By lap three (or 27 miles into the race) I was ready for my real race to start. It’s weird how you have to race the first two and a half hours just to get to that point. My legs were sending shooting pains to my brain, on the very edge of cramping and If I extended them fully, they would cramp. If I stopped pedaling, they would cramp. The only solution was to pedal right up to that fine line — the edge of cramping — and to keep moving. So from somewhere about two and a half hours into the race until the end, it became a mental battle of not quitting and dealing with the various aches and pains.

There were no dramatic cliff dives like ORAMM. No recurring bouts of cycling tourette syndrome. Just staying in the race and blocking out pain — from leg cramping, to aching shoulders, arms and hands from the non-stop pounding, to hot spots on my feet, to burning quads from standing too much, to a raw undercarriage from sitting when I could no longer stand, to a stiff and sore neck from holding the intensity for six hours. In many ways, it was as brutal as ORAMM. It was the same distance traveled in two less hours, but unlike ORAMM, there were no paved sections nor long gravel roads.

I won’t lie. Toward the end I began to do the mental math, and I knew that I was going to easily make the five and a half hour cut off so I could begin a seventh lap, but there was no way I would finish my seventh leap in time to start an eighth. It was time to be conservative and not doing anything dumb that would break either my bike or my body and cause me to DNF. I was occasionally passing people, and I was not being passed, which is a good sign. I did get passed by the lead solo rider who was lapping me, and by a couple of the 6-hour duo riders, also one lap ahead. Other than that, I passed riders but was not passed.

At the end of the day, I finished in eighth place in the Open Six-hour Solo Men class and had a great time. My teammate and traveling buddy, Greg Beasley finished in twelfth in spite of serious cramping issues that left him lying on the ground beside my Honda for 15 minutes before being able to resume racing. It was a very tough but fun race and we had a great time. Oh — for those of you who have been asking me about my cracked ribs, they seemed to be okay. They were a little sore, but nothing traumatic. Hopefully they will be ready for cyclocross season which starts next weekend.
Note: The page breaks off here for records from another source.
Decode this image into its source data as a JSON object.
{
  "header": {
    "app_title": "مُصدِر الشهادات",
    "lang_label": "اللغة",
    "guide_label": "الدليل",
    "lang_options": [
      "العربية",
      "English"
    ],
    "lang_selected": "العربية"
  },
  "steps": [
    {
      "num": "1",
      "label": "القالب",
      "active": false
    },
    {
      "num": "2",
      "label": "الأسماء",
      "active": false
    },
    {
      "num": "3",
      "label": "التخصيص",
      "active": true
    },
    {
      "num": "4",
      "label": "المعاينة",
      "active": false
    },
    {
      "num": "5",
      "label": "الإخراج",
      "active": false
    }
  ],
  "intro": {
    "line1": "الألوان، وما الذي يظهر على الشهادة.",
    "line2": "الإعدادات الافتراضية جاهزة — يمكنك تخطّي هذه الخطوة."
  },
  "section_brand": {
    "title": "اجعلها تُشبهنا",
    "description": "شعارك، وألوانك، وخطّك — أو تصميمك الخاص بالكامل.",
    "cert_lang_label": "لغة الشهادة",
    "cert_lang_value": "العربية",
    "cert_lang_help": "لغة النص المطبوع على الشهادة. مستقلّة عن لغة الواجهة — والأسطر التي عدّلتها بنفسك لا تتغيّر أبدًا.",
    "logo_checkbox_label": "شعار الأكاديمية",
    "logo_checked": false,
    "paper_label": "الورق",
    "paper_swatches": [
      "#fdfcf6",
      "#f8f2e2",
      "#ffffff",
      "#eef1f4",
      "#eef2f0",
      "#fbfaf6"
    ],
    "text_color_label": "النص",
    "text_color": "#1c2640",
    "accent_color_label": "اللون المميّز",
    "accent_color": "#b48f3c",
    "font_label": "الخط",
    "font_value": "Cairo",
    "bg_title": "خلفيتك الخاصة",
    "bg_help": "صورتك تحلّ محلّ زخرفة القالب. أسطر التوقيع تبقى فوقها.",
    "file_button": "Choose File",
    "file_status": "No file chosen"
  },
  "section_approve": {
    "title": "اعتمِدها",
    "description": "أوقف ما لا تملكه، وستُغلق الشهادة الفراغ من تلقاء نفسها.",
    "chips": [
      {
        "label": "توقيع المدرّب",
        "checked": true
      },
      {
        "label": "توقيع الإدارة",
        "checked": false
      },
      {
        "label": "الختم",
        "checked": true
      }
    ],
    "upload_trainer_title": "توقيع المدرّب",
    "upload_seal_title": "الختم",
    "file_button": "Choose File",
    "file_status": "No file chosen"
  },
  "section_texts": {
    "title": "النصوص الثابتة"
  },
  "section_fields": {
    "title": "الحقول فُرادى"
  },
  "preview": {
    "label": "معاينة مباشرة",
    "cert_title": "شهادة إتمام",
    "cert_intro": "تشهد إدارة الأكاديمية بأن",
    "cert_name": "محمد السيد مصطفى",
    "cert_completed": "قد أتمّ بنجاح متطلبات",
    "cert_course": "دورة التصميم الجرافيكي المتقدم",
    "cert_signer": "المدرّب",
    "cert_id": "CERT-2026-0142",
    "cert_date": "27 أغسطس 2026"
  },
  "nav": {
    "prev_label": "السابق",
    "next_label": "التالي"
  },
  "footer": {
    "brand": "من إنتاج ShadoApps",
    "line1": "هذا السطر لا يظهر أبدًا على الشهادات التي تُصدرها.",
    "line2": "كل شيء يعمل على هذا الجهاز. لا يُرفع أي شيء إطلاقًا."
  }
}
Here are a few observations from my Garmin file:

Heart rate. I told Greg that I wanted to ride at 80% of my max heart rate or around 140 beats per minute. When I downloaded my data, my average heart rate was 140 bpm. Pretty close.

Power: My power numbers were consistent with most of my other races. Max 20-minute average power of 206 watts, average wattage of 169, and max power of 1105 watts.

Speed: My average speed was 10.8 mph which was not bad considering the terrain.